*EXERCISE AIM*. Search the records below for the string "name", and report each line that contains it.

*LISTED ENTRIES*.
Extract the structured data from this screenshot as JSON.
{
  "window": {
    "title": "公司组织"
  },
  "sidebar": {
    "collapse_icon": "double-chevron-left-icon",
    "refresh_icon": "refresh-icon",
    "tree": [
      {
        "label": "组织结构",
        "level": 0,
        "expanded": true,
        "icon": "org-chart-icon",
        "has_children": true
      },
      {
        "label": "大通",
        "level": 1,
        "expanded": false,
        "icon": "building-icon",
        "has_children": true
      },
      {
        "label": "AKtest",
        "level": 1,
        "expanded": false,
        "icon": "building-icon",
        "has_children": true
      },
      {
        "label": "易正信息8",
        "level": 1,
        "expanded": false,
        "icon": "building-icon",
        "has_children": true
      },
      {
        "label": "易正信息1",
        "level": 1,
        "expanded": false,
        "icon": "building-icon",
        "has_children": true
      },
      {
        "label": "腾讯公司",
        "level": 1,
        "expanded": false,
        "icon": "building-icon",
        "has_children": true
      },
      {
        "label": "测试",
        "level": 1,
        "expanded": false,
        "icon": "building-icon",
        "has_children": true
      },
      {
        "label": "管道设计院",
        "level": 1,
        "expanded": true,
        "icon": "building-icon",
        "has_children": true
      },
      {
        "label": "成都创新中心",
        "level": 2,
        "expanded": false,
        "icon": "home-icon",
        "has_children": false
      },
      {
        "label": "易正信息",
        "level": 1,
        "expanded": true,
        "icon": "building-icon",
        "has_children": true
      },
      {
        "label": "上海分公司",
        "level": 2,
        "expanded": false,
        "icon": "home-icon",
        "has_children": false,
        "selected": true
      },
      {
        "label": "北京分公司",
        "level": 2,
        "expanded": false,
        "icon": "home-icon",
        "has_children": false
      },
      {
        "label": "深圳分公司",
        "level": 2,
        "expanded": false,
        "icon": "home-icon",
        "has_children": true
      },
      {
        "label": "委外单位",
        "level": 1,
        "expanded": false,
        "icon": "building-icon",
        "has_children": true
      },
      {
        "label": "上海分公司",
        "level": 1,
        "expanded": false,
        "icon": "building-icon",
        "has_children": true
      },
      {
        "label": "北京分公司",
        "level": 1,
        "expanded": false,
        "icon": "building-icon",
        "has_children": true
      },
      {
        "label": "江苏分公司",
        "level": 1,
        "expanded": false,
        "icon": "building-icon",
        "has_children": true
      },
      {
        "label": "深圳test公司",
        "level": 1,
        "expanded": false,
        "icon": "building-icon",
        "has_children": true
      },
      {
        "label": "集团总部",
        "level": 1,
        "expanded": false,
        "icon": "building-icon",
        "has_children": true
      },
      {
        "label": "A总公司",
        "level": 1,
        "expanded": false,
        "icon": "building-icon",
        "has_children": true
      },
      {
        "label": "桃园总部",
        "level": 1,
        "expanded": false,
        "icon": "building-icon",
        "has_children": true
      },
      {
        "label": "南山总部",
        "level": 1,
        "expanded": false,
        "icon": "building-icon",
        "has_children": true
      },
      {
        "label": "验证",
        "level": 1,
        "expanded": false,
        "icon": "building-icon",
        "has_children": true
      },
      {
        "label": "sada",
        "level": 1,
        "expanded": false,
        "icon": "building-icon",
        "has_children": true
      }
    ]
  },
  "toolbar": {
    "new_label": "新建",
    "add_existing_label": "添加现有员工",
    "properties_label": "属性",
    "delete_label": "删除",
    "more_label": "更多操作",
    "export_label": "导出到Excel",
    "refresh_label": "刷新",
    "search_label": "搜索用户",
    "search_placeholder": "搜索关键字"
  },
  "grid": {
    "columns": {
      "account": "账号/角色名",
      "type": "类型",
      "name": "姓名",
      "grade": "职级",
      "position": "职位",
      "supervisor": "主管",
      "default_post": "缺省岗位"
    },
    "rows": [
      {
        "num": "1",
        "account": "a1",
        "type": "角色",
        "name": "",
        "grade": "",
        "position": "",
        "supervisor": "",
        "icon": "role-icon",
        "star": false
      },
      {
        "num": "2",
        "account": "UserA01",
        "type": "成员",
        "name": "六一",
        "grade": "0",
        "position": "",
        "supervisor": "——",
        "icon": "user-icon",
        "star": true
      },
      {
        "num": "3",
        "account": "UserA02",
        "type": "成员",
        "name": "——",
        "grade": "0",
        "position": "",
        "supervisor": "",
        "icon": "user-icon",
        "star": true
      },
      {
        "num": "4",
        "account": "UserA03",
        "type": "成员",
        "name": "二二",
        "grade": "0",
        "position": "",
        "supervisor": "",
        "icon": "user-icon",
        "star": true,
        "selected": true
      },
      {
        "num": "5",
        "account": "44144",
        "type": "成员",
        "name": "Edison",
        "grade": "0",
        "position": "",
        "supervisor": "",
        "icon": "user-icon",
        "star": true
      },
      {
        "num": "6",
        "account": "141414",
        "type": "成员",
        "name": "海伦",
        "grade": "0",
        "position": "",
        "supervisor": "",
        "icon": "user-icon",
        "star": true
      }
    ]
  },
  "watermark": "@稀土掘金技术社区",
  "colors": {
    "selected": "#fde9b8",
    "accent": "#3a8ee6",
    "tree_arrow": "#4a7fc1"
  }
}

*ANSWER TO THIS EXERCISE*.
      "name": "姓名",
        "name": "",
        "name": "六一",
        "name": "——",
        "name": "二二",
        "name": "Edison",
        "name": "海伦",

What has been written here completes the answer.